This is a guest post for the MELD Coworking blog written by David Jones.
With everything that’s going on in the world right now due to the Coronavirus, many of us are working remotely which will probably become the more accepted way of working going forward.
Working remotely has many benefits which I’m sure many of us are loving right now. This time last year, I don’t think any of us would have imagined conducting meetings while dressed in our loungewear. With that said, working remotely can have many security risks to your and your client’s data and in this article, we will discuss the risks and how to mitigate them.
1) Changing your default Wi-Fi settings
You would be surprised how many individuals keep their default Wi-Fi username and passwords which make it easy for hackers to crack your passwords because they know the general format of these usernames and passwords.
When working remotely, you want to make your network as obscure as possible and not give these hackers any indication of who the network belongs to. So if your name is Sarah, don’t use a Wi-Fi network named “Sarahs Wi-Fi” instead call it something along the lines of “Wi-Fi Network 3”.
Using a name like that won’t allow attackers to know whose network it is or the model of the Wi-Fi hub which makes brute-forcing or guessing your username and password much more difficult.
2) Don’t open attachments with emails
One of the easiest ways for your network to become infected is through opening emails from people you don’t know and clicking on either links or attachments.
These links and attachments could send you off to websites with malicious code or your computer will be forced to download something called Ransomware. Ransomware is code that locks you out of your system and requires you to make a payment to get your data back. For individuals and businesses alike, Ransomware attacks can be disastrous as they can cost you anywhere from a few hundred dollars to hundreds of thousands.
Emails are the go-to method for scams so be very careful when opening messages from people you don’t know.
3) Enable Wi-Fi Encryption
Most routers will come with Wi-Fi encryption, but for some strange reason, they are not turned on as standard. However, if you are working from a co-working space you will be glad to know that your Wi-Fi is encrypted which helps keep your data safe.
For those working at home, you should Google search your router and see how you can turn on its encryption. When turning on encryption you should choose either WPA2 or WPA3 encryption depending on the age of your router. Both levels use something called Advanced Encryption Standard which is used by the Government for securing their top-secret data. If it’s good enough to hide data about little green men in area 51, then you can be sure it will protect your data too.
Some Wi-Fi routers will come with WEP encryption which isn’t very secure and can be cracked with the right tools.
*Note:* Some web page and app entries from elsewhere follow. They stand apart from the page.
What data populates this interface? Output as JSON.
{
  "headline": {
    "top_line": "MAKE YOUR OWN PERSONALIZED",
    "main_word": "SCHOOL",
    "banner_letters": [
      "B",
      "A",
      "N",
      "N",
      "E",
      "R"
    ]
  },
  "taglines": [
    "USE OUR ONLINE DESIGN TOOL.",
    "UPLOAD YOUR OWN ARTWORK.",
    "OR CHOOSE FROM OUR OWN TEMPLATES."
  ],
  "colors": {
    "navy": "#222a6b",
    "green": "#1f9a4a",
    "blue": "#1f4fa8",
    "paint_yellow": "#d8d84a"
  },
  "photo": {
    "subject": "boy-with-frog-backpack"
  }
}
If your router only has this option it may be worth upgrading your router or working from a coworking space with better encryption levels.
4) Install a firewall and virus protection
The final tip that I want to share with you is to install antivirus software, a firewall, and malware software. Having these on your computer will protect your computer as well as the network you are connected to.
Even if you don’t download software or click on links in emails, you can still get infected from using the internet at any time. I often click on websites when searching for something on Google and land on websites that try to install software on my computer without my permission.
To keep your data and computer safe there are many choices out there, some paid and some free. I like using AVG for my antivirus and Firewall options along with Malwarebytes to protect my computer from malware.
To protect my network against Ransomware I try not to open emails from people I don’t know. If I have to, I don’t click on any of their links or download any of the attachments in the emails because even the most innocent-looking files such as a jpg (which is the file type of an image) can include malicious code.
You should also consider the above when receiving emails from friends or colleagues, as their computer could have got infected and sent malicious emails out without them knowing.
David Jones is a security consultant at Ottawa based IT company Firewall Technical.